Are you saying that many people do align their behaviors with the prevailing theory of "life is precious" or that all people ought to align their behaviors with this prevailing theory?

Thomas said...

Hi David,

Oh, this is an interesting topic.

Yes, I do believe that, on the whole, people are enacting the "life is precious" theory, with some mistakes and disagreements here and there.

I think if one acted differently, without a good explanation as to why, it would be a sign that something is wrong.

One might be depressed and experiencing suicidal thoughts. The solution here is to get urgent help.

Or one might be tempted to commit murder. Apart from being an act of appalling wickedness, murder is also a straightforward mistake, since evil can expect to fail by its own terms. Perhaps the solution there is to urgently calm down and reinterpret one's thoughts about the other person.

If an environmentalist says there are too many humans on the planet Earth, we could criticise his theory by saying that more humans means more creativity, which is good.

If someone claimed life is too robust to be precious then we might say that, biologically speaking, there are many more ways to be dead than to be alive.

In all these cases, yes, one ought to revert to the belief that life is precious, although the method of doing so will vary.

It's hard to imagine what a true explanatory theory which asserted that "life is bad" or "life is cheap" might look like. But this is no argument. It *might* turn out that reality is some kind of ghastly trap and that all our values are doomed to fail.

Thankfully there's no reason to suppose so.

david said...


We agree that murder is evil, but we reached that conclusion from different paths (I'm assuming you aren't a theist).

The basis for moral imperatives in my worldview is both the law written on my heart by my creator, and the specific things he has revealed in the Bible about what exactly this good/evil business is all about.

Now understandably you would disagree, which is fine but my question is how did you conclude that evil is a mistake "since evil can expect to fail by its own terms." I am assuming you are looking at this from a pragmatic angle?

As to an explanatory theory of why life is good, bad, cheap, precious, me is seems like the Christian worldview has an explanation: man is created in the image of God and set apart among creation. I agree with you that atheism has no such explanation, since without an external reference point one could not distinguish a crooked stick from straight stick. One can only claim that the straight stick tends to work better for performing certain tasks. :-)

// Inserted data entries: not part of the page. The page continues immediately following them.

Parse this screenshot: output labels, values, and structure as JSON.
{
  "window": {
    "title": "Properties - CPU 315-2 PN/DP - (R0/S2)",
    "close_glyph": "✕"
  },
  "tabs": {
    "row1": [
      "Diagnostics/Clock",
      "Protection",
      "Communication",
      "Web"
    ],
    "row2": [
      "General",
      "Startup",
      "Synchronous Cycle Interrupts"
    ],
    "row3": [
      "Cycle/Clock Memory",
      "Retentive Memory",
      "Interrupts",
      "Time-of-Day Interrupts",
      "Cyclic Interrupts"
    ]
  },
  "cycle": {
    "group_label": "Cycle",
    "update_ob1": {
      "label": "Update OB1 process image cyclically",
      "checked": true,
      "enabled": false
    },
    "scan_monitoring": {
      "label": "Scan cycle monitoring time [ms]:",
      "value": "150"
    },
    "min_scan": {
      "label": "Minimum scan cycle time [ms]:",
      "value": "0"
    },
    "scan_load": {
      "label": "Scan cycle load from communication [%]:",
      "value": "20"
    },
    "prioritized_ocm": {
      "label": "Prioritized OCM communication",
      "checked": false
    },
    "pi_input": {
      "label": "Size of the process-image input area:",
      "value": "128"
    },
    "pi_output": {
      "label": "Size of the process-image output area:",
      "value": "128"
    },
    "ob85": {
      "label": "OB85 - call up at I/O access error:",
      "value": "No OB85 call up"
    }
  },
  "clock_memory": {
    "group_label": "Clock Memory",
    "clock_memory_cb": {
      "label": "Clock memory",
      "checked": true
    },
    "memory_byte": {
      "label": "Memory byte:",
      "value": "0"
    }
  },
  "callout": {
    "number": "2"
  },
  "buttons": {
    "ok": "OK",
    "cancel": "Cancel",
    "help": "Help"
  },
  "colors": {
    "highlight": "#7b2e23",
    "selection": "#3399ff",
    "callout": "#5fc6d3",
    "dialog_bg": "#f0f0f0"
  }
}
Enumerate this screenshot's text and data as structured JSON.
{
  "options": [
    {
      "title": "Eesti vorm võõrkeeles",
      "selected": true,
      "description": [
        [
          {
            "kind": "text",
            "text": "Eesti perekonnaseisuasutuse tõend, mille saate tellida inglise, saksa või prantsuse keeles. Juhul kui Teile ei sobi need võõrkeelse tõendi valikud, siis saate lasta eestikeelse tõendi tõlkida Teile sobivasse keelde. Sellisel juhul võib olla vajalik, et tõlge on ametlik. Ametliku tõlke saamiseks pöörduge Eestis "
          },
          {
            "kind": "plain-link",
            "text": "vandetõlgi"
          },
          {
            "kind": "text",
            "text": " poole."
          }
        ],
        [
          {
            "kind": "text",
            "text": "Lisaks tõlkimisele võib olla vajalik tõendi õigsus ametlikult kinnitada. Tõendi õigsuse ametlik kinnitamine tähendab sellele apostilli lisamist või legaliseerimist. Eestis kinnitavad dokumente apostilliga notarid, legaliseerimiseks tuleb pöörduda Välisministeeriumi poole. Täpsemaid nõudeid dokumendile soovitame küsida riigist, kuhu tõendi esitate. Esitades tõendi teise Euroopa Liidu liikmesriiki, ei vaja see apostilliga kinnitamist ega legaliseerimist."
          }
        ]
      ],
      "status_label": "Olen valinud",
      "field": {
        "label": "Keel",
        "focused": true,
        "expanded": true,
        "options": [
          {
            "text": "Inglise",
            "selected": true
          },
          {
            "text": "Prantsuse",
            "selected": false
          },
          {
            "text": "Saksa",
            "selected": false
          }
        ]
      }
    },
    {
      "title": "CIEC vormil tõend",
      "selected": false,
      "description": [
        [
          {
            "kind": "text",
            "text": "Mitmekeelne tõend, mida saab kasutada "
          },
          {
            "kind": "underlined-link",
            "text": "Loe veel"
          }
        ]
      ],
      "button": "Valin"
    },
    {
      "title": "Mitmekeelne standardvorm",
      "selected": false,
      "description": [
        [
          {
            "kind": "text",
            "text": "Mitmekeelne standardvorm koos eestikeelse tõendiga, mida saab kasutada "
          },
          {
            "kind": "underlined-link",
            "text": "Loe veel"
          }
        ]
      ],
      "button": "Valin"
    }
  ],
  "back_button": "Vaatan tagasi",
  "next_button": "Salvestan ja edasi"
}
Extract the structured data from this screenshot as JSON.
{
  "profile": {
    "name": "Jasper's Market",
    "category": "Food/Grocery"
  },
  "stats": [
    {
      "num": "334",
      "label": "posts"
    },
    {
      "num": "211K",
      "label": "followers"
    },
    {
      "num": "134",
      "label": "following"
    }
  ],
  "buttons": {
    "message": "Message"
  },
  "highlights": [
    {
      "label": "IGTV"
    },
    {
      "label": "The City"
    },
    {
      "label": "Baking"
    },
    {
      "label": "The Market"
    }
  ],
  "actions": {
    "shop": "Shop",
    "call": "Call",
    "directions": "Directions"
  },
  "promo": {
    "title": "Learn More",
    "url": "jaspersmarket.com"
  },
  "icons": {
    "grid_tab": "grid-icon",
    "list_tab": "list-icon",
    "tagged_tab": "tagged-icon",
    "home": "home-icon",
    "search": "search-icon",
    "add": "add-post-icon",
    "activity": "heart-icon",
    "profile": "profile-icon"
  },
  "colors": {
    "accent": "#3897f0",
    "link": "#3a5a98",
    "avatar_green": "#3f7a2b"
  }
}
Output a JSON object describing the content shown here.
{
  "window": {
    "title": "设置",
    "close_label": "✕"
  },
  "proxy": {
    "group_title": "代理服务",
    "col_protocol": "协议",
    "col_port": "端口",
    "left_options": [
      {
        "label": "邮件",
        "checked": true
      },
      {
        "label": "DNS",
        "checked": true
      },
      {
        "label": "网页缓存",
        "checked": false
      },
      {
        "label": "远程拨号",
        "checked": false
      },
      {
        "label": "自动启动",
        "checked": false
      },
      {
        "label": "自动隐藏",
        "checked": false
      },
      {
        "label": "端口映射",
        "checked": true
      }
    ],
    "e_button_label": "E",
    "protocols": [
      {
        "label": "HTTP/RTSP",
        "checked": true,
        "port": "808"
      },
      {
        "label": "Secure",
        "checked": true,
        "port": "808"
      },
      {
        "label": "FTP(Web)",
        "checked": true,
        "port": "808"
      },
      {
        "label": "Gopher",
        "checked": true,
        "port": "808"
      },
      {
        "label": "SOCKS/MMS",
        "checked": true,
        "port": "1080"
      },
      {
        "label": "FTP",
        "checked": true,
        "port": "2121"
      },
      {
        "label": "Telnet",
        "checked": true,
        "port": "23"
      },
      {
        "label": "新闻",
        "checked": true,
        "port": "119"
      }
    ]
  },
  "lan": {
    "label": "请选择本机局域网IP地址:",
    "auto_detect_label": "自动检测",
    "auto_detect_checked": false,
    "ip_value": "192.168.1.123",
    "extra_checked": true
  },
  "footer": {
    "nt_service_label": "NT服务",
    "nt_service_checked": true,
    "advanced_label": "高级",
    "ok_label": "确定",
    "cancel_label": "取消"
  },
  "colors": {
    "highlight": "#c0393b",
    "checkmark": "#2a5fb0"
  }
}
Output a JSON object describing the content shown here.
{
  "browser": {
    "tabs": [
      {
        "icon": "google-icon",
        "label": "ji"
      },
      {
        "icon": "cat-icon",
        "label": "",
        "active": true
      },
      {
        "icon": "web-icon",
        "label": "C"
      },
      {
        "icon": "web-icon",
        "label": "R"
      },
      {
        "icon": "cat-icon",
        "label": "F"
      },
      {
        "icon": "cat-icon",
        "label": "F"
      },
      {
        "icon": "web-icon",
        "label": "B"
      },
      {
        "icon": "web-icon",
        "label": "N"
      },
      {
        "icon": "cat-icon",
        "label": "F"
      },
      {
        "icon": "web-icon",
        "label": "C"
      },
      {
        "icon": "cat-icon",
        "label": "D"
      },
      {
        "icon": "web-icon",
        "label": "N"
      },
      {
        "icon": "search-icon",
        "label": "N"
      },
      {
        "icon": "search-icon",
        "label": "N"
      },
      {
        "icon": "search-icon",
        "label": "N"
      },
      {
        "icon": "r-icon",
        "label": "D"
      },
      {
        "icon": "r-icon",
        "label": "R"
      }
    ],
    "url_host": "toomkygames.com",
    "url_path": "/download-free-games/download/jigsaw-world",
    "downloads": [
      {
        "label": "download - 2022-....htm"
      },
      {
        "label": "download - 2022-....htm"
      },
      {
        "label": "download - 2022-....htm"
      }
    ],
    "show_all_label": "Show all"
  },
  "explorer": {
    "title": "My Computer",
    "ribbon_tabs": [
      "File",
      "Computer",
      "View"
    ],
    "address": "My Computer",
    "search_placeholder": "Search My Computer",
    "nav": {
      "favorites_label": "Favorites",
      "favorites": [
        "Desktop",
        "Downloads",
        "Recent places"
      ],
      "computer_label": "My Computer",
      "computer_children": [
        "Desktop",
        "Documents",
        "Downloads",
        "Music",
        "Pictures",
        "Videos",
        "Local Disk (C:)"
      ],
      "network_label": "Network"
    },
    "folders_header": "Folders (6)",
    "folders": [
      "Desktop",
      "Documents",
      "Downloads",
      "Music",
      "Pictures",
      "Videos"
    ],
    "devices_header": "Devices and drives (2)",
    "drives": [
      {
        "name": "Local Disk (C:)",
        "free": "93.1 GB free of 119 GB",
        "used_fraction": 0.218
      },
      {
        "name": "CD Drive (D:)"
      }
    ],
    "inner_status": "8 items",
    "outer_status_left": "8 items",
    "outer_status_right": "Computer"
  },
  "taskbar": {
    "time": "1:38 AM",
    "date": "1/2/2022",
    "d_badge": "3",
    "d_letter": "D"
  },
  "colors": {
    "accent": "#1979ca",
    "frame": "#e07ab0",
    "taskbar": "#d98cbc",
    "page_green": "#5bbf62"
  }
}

Thomas said...

Thank you, David.

Morality can be seen as a set of emergent theories about how to get what one wants. A crucial part of this is continually changing one's wants for the better.

If this sounds circular I think that's because it is. We solve problems and this leads us to more problems.

A murderer's intentions can be expected to fail. The details will vary, and it may not be obvious to him in the beginning.

e.g. Say he wanted power: well, he's in jail now and consequently pretty powerless.

Say he wanted security: well, even though the police haven't caught him, he is full of remorse and fear for what he has done. He cannot feel secure even in his own company.

It's often my heart that seems to indicate if some course of action is right or wrong. I admit that I usually don't interpret this as the prompting of God, though I could be mistaken about this.

However I acknowledge that the intellect can lead one astray, especially without humility, continual error correction, and the sincere desire to improve.

This view of morality is a practical one, as you suggest, and much of getting what one wants involves practical problem solving.

However being practical isn't enough: I need to choose what to practice, too. Exploration and a sense of adventure are required.

One can learn more about goodness from the works of C.S. Lewis than from the overwhelming majority of atheist philosophers.